Mass Effect Legendary Edition used mods as a benchmark for its improvements

Mass Effect Legendary Edition
(Image credit: BioWare)

Head over to NexusMods and you'll find mods for each game in the Mass Effect trilogy. Over a thousand of them, with some of the most popular the graphical overhauls A Lot of Textures and A Lot of Videos. BioWare is aware of these mods, and while working on Mass Effect Legendary Edition, used them as a benchmark. 

"We actually early on looked at some of those," project director Mac Walters told me, "and said, 'OK, well, this is our minimum bar and from here we have to then go bigger, right?' Obviously they have limited access as a modder to the assets that are in there. We have full access to them." 

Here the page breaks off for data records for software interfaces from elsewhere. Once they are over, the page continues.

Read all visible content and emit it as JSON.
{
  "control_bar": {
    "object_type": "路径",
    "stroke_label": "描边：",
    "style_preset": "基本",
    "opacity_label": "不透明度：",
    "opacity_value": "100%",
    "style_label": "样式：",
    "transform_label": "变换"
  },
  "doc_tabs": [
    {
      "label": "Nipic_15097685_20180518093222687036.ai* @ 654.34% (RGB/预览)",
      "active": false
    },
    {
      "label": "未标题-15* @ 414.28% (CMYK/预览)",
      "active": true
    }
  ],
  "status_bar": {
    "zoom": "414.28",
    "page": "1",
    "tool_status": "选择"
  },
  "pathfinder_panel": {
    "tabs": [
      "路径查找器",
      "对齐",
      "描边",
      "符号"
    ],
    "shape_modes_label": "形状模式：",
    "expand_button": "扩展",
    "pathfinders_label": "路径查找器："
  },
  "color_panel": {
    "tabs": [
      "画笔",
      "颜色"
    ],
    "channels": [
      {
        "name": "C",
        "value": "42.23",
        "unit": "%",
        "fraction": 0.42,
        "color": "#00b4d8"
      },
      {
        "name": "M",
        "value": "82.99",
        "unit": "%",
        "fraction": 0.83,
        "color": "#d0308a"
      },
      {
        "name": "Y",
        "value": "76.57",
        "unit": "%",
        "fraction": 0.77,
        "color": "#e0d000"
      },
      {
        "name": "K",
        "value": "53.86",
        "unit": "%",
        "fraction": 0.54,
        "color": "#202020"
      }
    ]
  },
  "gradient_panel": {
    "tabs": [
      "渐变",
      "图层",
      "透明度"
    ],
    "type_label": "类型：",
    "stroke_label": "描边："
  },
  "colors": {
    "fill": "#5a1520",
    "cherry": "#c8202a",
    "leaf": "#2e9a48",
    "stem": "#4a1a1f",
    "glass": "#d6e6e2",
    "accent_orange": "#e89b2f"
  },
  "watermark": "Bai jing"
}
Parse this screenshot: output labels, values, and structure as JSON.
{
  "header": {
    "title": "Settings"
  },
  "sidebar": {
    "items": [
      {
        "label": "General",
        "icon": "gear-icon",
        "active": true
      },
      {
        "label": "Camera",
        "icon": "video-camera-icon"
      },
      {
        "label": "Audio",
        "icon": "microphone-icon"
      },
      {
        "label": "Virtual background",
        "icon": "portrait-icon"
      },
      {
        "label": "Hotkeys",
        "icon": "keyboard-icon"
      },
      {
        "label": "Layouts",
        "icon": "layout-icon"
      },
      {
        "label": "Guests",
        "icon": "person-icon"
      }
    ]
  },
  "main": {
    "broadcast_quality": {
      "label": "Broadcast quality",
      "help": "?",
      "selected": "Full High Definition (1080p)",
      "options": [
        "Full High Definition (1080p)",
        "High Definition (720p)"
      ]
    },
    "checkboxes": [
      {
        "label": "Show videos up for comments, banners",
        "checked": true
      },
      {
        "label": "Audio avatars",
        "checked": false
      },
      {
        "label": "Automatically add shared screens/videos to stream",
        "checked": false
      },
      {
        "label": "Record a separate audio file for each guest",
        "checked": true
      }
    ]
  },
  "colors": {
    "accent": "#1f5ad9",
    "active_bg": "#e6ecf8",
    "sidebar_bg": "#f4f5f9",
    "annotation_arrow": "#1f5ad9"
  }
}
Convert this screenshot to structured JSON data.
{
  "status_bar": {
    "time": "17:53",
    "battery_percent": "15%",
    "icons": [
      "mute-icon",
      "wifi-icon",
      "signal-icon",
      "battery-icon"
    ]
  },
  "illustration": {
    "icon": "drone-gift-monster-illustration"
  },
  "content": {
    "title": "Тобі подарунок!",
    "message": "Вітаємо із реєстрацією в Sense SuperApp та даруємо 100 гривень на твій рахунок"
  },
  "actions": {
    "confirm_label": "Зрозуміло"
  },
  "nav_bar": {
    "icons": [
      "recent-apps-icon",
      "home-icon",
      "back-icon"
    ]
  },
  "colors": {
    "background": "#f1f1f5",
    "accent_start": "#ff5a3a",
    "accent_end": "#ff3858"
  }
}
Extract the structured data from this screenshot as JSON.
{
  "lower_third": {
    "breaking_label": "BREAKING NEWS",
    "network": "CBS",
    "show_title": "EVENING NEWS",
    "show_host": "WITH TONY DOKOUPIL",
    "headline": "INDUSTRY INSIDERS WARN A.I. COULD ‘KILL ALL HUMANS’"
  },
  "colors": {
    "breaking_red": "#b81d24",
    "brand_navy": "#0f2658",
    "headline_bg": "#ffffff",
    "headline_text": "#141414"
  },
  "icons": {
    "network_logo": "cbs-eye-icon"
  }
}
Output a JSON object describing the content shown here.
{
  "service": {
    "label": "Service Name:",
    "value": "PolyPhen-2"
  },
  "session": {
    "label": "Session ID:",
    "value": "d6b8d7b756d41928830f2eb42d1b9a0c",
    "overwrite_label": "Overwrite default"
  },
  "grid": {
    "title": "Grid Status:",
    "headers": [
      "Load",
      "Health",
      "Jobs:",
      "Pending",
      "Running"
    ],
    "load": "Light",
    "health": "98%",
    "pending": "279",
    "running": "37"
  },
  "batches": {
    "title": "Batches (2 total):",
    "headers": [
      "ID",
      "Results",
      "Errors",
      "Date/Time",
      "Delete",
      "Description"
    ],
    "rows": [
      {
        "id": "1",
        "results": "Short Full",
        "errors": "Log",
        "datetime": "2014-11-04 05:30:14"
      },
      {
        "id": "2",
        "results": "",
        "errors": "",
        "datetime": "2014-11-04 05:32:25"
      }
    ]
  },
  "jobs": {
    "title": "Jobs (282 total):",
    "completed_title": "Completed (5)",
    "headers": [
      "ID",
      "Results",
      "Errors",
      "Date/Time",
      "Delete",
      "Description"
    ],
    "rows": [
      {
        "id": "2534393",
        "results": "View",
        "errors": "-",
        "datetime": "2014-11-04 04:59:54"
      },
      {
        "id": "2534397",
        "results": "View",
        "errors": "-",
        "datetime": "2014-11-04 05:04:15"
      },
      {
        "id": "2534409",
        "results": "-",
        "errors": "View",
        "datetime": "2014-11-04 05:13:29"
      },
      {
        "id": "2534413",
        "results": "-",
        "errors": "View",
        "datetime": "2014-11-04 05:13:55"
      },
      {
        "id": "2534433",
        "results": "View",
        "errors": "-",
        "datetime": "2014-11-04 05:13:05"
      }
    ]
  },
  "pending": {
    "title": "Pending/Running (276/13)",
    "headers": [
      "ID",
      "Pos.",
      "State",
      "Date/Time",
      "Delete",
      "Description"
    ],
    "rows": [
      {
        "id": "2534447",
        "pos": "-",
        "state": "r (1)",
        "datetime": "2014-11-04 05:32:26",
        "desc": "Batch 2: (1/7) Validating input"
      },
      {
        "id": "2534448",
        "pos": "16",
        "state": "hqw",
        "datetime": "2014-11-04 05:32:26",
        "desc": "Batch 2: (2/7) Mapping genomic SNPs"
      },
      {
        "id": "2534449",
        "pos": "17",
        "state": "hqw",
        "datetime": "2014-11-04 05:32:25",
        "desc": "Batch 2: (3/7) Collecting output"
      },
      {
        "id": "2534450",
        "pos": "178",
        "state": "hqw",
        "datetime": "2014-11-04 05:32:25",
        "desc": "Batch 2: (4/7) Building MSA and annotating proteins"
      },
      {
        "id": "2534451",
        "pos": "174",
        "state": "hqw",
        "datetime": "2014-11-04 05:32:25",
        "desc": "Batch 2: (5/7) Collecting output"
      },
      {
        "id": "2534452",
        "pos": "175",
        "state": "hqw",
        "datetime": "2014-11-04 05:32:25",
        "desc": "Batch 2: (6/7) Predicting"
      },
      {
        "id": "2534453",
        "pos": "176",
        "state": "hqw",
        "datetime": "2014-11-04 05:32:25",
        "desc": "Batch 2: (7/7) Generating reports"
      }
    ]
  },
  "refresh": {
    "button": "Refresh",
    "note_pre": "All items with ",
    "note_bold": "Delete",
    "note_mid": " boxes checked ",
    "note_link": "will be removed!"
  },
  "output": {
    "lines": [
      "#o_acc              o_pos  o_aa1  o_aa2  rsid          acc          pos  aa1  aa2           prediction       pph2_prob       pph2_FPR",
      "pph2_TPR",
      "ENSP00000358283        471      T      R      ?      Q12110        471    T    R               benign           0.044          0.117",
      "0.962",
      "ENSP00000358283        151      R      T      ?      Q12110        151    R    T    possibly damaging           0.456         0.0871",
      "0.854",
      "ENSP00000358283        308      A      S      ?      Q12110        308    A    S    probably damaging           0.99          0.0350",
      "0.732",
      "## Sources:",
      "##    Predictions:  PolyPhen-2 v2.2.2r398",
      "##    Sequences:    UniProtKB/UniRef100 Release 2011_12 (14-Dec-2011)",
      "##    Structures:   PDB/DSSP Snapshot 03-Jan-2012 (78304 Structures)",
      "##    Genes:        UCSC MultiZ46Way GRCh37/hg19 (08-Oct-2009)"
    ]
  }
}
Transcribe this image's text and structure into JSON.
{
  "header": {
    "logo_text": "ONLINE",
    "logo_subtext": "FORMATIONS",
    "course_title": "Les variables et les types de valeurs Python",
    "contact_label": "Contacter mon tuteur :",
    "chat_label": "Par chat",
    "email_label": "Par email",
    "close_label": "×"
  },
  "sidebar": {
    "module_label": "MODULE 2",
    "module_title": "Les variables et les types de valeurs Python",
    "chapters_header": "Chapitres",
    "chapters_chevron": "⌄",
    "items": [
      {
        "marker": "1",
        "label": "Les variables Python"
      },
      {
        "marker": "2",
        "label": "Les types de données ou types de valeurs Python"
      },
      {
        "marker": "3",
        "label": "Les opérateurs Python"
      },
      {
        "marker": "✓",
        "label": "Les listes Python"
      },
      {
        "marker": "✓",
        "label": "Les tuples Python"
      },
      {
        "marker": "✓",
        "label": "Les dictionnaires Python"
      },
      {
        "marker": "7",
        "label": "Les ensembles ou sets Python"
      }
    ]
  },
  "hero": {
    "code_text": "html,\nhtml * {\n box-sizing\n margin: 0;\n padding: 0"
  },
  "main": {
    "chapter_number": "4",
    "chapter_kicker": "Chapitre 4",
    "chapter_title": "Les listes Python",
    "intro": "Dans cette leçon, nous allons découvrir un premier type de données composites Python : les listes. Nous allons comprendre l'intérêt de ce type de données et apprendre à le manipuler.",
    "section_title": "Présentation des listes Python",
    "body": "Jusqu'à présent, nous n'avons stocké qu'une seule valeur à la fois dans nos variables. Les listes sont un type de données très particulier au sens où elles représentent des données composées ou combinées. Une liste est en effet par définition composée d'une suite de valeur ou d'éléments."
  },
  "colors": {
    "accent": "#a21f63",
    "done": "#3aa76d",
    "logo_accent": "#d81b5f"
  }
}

Environment director Kevin Meek concurred, mentioning while he was initially sceptical of AI upscaling mods, when he looked closer he was impressed. "They're getting these great results with the A Lot of Texture mods and those other up-res ones," he said, "so that actually started us down that kind of the path with some confidence. We knew we could go in and hit base-level AI up-res on all the textures and receive the same amount of visual upgrade or even more than the mods because we have a lot of advantages they don't have. We get to work on the uncompressed source, full-resolution textures. Whereas what they have, it's been crunched down, it's been compressed, it's put onto a disc, and then they up-res off that."

BioWare looked at mods that aren't about improving graphics as well. "There's a lot of really popular mods about adding different types of hairs to Shephard," Meek said, "people who are really popular into wanting some new casual outfits as you're walking around. Things like that, they kind of helped give us again a bit more confidence. Yeah, it is worth it to spend a little bit of time to create some new hair options and some new clothing options."

Other popular mods reinstate cut content and work with unused dialogue to, for instance, add same-sex romances to Mass Effect 2. While the Legendary Edition isn't going that far, will modders still have access to unused assets to recreate those mods? "I don't think any content has explicitly been removed from the depot that we have," Walters said, though he wasn't able to 100% confirm mods like these will be possible. "Hopefully they'll still be able to have access to do all that," he said. "That'd be the hope."

BioWare wants to see the Legendary Edition altered just as eagerly as the original games, and has spoken privately to some modders about what's important to them and how they can work together. "Mods have an advantage," Meek said, "where they don't have to be constrained about certification requirements, and size-on-disc issues, and any ripple effects that come from pushing some effects too far or not far enough, or whatever."

You'll be able to read our full interview with Walters and Meek this week. Mass Effect Legendary Edition is due out on May 14. 

Jody Macgregor
Weekend/AU Editor

Jody's first computer was a Commodore 64, so he remembers having to use a code wheel to play Pool of Radiance. A former music journalist who interviewed everyone from Giorgio Moroder to Trent Reznor, Jody also co-hosted Australia's first radio show about videogames, Zed Games. He's written for Rock Paper Shotgun, The Big Issue, GamesRadar, Zam, Glixel, Five Out of Ten Magazine, and, whose cheques with the bunny logo made for fun conversations at the bank. Jody's first article for PC Gamer was about the audio of Alien Isolation, published in 2015, and since then he's written about why Silent Hill belongs on PC, why Recettear: An Item Shop's Tale is the best fantasy shopkeeper tycoon game, and how weird Lost Ark can get. Jody edited PC Gamer Indie from 2017 to 2018, and he eventually lived up to his promise to play every Warhammer videogame.